I couldn’t help but sense irony when I came across the following airline advertisement in the terminal while I was reading Zizek’s First As Tragedy, Then As Farce: “Opt for more legroom on your next flight.”  
It was truly a Zizekian insight: “Opt” for more legroom?  As if the choice is up to me to pay more for my already-overpriced flight, to say nothing of already paying $20 for checking a bag (that was supposed to be due to 2008’s oil prices, which have long since fallen).  More than anything, is was the “Opt” that caught my eye, as if to say, “You must pay for more legroom!  If you don’t, what does this say about you?” I also heard recently that airlines will be decreasing legroom in an attempt to further pack bodies in the aircraft.  Like the way of our not having to pay for checking bags, legroom is becoming a thing of the past. 

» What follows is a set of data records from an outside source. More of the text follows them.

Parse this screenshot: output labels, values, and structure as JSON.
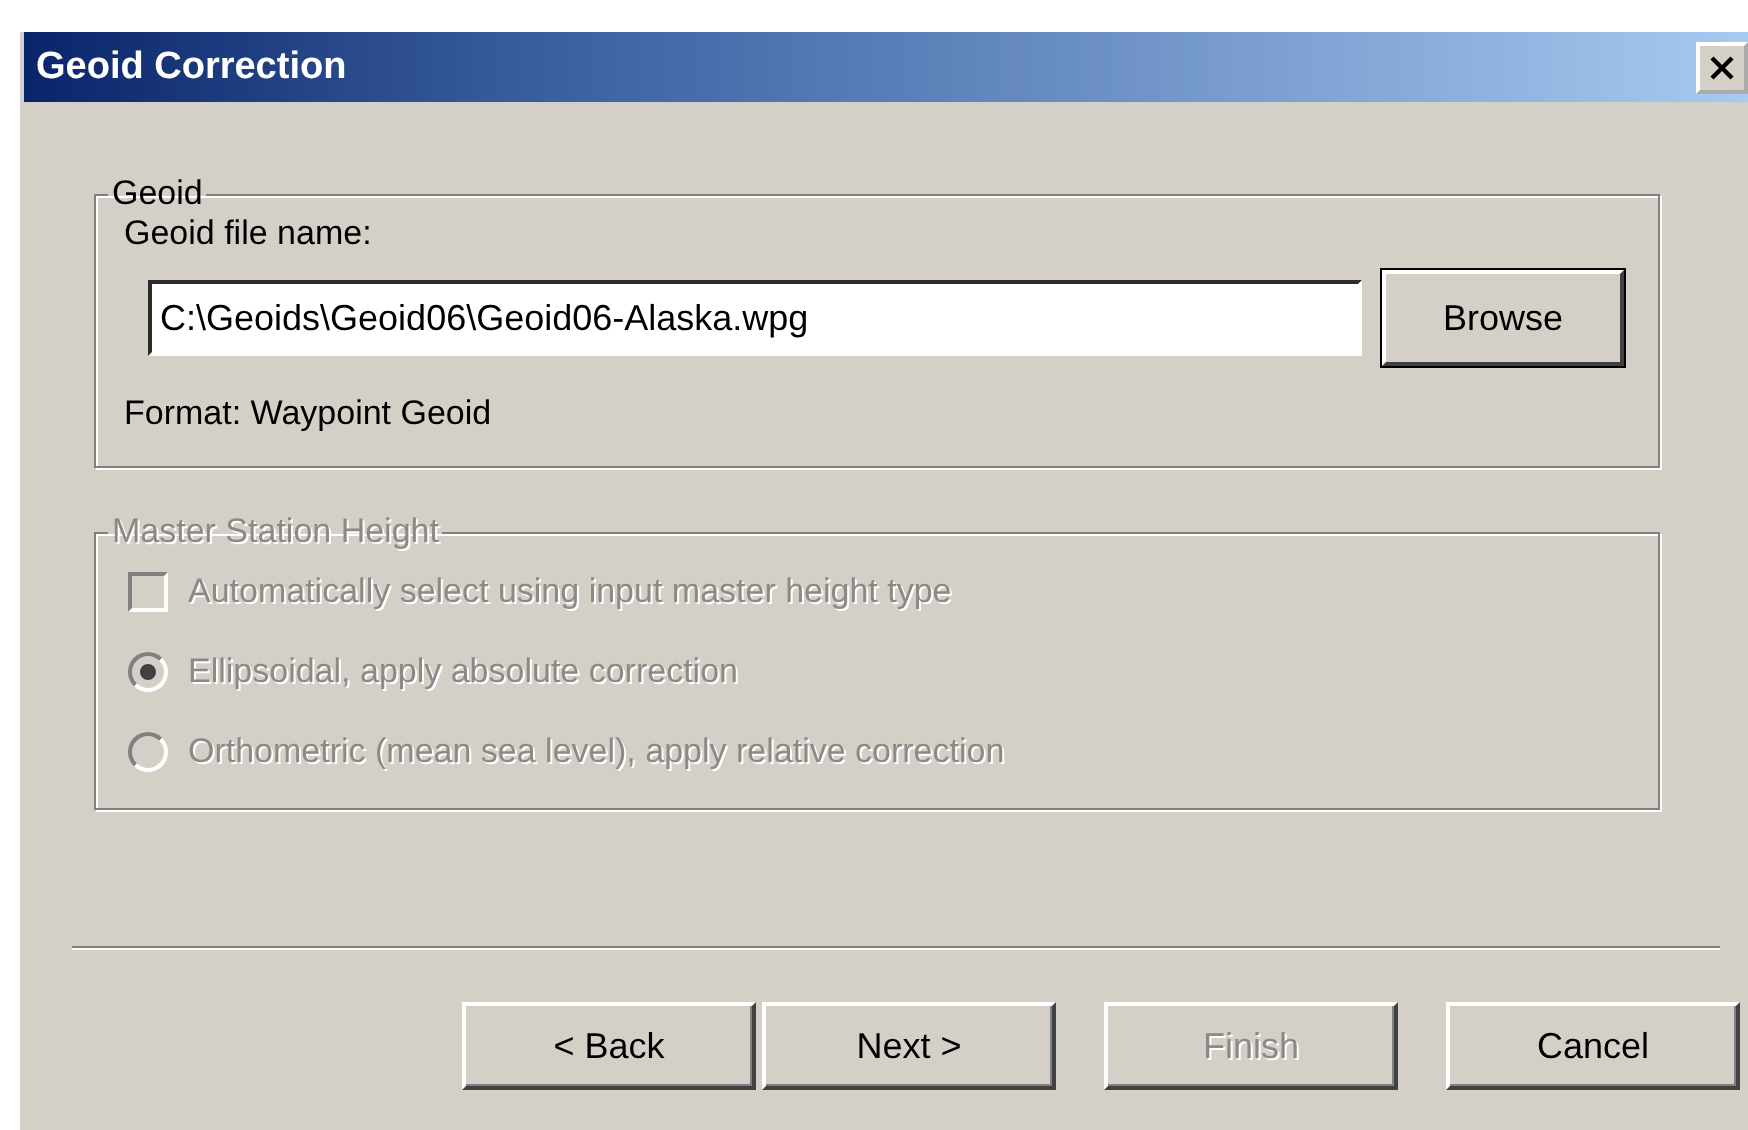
{
  "window": {
    "title": "Geoid Correction"
  },
  "geoid": {
    "legend": "Geoid",
    "file_label": "Geoid file name:",
    "file_value": "C:\\Geoids\\Geoid06\\Geoid06-Alaska.wpg",
    "browse": "Browse",
    "format": "Format: Waypoint Geoid"
  },
  "master": {
    "legend": "Master Station Height",
    "disabled": true,
    "options": [
      {
        "kind": "checkbox",
        "label": "Automatically select using input master height type",
        "checked": false
      },
      {
        "kind": "radio",
        "label": "Ellipsoidal, apply absolute correction",
        "selected": true
      },
      {
        "kind": "radio",
        "label": "Orthometric (mean sea level), apply relative correction",
        "selected": false
      }
    ]
  },
  "buttons": [
    {
      "label": "< Back",
      "disabled": false
    },
    {
      "label": "Next >",
      "disabled": false
    },
    {
      "label": "Finish",
      "disabled": true
    },
    {
      "label": "Cancel",
      "disabled": false
    }
  ]
}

So, it was nice to see Zizek validate this point further in the book when he describes a similar experience in a hotel room:
“On the information sheet in a New York hotel, I recently read: ‘Dear guest! To guarantee that you will fully enjoy your stay with us, this hotel is totally smoke-free.  For any infringement of this regulation, you will be charged $200.’  The beauty of this statement, taken literally, is that you are to be punished for refusing to fully enjoy your stay… The superego imperative to enjoy thus functions as the reversal of Kant’s ‘Du Kannst, deen du sollst!’  (You can, because you must!); it relies on a ‘You must, because you can!’  That is to say, the superego aspect of today’s ‘non-repressive’ hedonism (the constant provocation we are exposed to, enjoining us to go right to the end and explode all modes of jouissance) resides in the way permitted jouissance necessarily turns into obligatory jouissance.”